> Task statement
Repeat the listing beneath this line exactly, keeping every character.

> Data
==*==

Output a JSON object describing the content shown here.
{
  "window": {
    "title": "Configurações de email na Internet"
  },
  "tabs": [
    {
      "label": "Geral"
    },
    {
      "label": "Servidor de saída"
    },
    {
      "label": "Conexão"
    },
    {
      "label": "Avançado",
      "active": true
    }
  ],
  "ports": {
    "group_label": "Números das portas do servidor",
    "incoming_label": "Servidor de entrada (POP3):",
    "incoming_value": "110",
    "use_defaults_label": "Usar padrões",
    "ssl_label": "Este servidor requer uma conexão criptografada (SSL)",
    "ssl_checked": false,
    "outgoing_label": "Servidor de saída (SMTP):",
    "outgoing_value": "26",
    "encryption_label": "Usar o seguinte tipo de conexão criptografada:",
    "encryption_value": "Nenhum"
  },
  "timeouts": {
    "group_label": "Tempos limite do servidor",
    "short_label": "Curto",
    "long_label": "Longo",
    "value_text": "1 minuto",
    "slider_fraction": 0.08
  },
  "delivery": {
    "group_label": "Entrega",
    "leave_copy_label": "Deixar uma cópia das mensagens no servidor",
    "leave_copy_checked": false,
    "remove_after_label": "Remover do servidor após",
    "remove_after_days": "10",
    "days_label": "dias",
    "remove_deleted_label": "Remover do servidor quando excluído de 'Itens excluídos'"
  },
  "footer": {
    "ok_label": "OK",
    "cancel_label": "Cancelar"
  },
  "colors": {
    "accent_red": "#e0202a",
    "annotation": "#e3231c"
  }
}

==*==

> Response area
Output a JSON object describing the content shown here.
{
  "window": {
    "title": "Configurações de email na Internet"
  },
  "tabs": [
    {
      "label": "Geral"
    },
    {
      "label": "Servidor de saída"
    },
    {
      "label": "Conexão"
    },
    {
      "label": "Avançado",
      "active": true
    }
  ],
  "ports": {
    "group_label": "Números das portas do servidor",
    "incoming_label": "Servidor de entrada (POP3):",
    "incoming_value": "110",
    "use_defaults_label": "Usar padrões",
    "ssl_label": "Este servidor requer uma conexão criptografada (SSL)",
    "ssl_checked": false,
    "outgoing_label": "Servidor de saída (SMTP):",
    "outgoing_value": "26",
    "encryption_label": "Usar o seguinte tipo de conexão criptografada:",
    "encryption_value": "Nenhum"
  },
  "timeouts": {
    "group_label": "Tempos limite do servidor",
    "short_label": "Curto",
    "long_label": "Longo",
    "value_text": "1 minuto",
    "slider_fraction": 0.08
  },
  "delivery": {
    "group_label": "Entrega",
    "leave_copy_label": "Deixar uma cópia das mensagens no servidor",
    "leave_copy_checked": false,
    "remove_after_label": "Remover do servidor após",
    "remove_after_days": "10",
    "days_label": "dias",
    "remove_deleted_label": "Remover do servidor quando excluído de 'Itens excluídos'"
  },
  "footer": {
    "ok_label": "OK",
    "cancel_label": "Cancelar"
  },
  "colors": {
    "accent_red": "#e0202a",
    "annotation": "#e3231c"
  }
}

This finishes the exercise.